The story unfolds at a remote Antarctic research station where a team of scientists has brought back a Tyrannosaurus egg they found frozen in ice. At one point someone says "Gosh, we shouldn't put any of that radioactive waste we have lying around next to that egg or it will grow very fast!" But of course this is just what the human villains of the story do. Before you know it the little Tyrannosaurus is a full-grown terror, gorging itself on the hordes of nameless characters that seem to appear out of nowhere at the outpost.

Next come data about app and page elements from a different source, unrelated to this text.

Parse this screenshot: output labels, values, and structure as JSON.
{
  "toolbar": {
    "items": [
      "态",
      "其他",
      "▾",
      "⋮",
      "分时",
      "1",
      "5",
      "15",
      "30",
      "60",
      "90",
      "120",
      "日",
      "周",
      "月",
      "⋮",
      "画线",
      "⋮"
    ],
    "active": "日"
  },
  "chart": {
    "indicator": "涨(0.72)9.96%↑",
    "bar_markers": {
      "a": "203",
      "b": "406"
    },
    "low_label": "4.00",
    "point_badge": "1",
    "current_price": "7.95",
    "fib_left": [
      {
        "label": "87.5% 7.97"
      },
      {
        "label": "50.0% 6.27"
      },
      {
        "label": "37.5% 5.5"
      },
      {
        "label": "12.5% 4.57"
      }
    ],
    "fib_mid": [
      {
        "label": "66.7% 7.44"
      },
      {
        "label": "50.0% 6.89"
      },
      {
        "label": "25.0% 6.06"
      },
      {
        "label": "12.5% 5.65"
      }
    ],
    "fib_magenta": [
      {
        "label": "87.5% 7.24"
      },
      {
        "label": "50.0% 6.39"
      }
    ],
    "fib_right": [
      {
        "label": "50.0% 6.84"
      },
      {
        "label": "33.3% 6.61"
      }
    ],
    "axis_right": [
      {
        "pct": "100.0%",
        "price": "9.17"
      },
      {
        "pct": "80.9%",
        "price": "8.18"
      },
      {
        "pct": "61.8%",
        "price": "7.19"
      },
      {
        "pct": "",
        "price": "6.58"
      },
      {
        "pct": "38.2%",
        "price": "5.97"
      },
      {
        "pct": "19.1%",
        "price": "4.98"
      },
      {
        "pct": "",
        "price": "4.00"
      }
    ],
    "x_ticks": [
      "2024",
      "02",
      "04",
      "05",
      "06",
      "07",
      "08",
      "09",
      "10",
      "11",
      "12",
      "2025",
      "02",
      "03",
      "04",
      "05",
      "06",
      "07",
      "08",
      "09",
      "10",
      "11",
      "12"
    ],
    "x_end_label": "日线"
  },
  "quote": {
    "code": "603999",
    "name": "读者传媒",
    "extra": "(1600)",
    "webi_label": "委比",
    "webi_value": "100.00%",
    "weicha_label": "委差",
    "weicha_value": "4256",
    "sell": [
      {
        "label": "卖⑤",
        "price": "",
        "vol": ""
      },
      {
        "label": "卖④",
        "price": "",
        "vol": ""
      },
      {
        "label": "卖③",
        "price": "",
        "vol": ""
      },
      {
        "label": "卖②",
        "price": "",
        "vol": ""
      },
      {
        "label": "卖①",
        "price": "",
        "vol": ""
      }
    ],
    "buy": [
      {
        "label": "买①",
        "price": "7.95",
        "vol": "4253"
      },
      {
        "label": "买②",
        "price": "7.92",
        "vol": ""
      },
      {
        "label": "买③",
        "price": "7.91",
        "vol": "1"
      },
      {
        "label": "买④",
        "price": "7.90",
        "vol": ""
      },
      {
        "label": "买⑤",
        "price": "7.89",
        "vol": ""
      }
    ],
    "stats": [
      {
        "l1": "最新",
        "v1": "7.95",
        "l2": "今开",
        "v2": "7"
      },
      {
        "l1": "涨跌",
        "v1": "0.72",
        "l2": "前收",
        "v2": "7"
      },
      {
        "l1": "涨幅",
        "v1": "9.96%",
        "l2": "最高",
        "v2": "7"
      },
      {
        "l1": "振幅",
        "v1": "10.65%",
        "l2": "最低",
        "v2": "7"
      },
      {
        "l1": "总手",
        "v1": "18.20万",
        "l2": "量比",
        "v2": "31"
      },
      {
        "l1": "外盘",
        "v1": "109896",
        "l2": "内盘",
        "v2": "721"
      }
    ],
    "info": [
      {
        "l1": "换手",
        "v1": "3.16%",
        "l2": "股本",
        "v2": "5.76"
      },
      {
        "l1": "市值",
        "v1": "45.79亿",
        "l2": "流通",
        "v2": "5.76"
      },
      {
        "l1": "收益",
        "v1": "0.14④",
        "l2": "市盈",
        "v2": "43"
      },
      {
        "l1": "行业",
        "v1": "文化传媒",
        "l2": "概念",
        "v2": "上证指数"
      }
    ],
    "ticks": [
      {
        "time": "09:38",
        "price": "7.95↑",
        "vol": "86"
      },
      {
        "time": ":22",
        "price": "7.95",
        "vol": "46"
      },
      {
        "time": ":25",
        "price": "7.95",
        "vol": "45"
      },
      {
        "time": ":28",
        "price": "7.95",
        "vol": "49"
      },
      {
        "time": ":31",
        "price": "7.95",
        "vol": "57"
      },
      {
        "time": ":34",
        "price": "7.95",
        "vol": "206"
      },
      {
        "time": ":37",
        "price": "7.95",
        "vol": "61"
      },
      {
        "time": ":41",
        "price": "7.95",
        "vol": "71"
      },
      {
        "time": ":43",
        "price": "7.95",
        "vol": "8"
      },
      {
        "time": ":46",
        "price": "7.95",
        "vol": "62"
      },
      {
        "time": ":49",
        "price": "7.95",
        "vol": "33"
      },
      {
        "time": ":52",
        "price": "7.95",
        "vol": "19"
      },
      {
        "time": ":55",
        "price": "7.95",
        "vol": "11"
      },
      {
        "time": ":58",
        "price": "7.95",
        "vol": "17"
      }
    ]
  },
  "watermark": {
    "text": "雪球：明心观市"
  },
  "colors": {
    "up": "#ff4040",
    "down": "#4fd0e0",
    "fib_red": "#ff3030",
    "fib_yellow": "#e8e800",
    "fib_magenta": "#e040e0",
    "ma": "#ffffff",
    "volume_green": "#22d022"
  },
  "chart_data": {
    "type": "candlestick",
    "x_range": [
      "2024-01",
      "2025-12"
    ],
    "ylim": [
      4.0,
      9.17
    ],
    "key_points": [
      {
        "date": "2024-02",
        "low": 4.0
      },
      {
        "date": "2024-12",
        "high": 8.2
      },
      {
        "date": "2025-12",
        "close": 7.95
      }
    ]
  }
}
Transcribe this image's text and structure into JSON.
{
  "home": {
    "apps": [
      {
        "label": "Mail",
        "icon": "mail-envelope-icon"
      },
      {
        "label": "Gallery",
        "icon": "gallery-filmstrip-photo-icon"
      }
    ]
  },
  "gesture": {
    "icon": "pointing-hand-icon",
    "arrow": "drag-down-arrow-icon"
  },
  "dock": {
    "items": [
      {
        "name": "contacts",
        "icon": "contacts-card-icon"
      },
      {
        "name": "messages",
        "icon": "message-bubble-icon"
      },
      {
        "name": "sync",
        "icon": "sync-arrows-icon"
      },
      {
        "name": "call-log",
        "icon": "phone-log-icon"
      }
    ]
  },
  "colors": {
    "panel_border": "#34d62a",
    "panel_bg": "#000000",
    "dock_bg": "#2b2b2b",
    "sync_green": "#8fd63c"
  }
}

I would mention the main characters of the novel, but there is not much point. Almost everyone falls prey to the Tyrannosaurus in gruesome fashion. Indeed, Clark's antagonist is a very messy eater, and it is no wonder that it eats so many people since it can't seem to keep those it captures in its mouth for very long. If done right the descriptions of blood and gore could have been chilling, but instead the novel jumps from one scene of over-the-top carnage to the next.
Carnivore mostly serves as an excuse to have a Tyrannosaurus munching on scores of hapless victims in the Antarctic, but a more effective thriller is Lincoln Child's new novel Terminal Freeze. In some ways it is quite similar to Clark's book (a team of scientists finds a prehistoric killer locked in ice), but Terminal Freeze is more fully developed. The Arctic base where Child's novel is set is described in vivid detail, making it easy to imagine his monster slinking down the dark, chilled hallways. As it turns out, Child's creature is not a dinosaur but an unknown kind of mammal, but it is just as terrifying as Clark's more famous antagonist.
While the idea that dinosaurs (or other monsters) might be preserved alive in ice for millions of years is a bit silly, we do know that dinosaurs inhabited cold habitats within the Arctic Circle. The past year has seen the publication of several papers describing the diversity of dinosaurs in the cold northern reaches of the globe. While novelists still have to figure out how to close gaps of tens of millions of years to bring dinosaurs and humans together, a tyrannosaur trotting through the snow is not such a far-flung idea after all.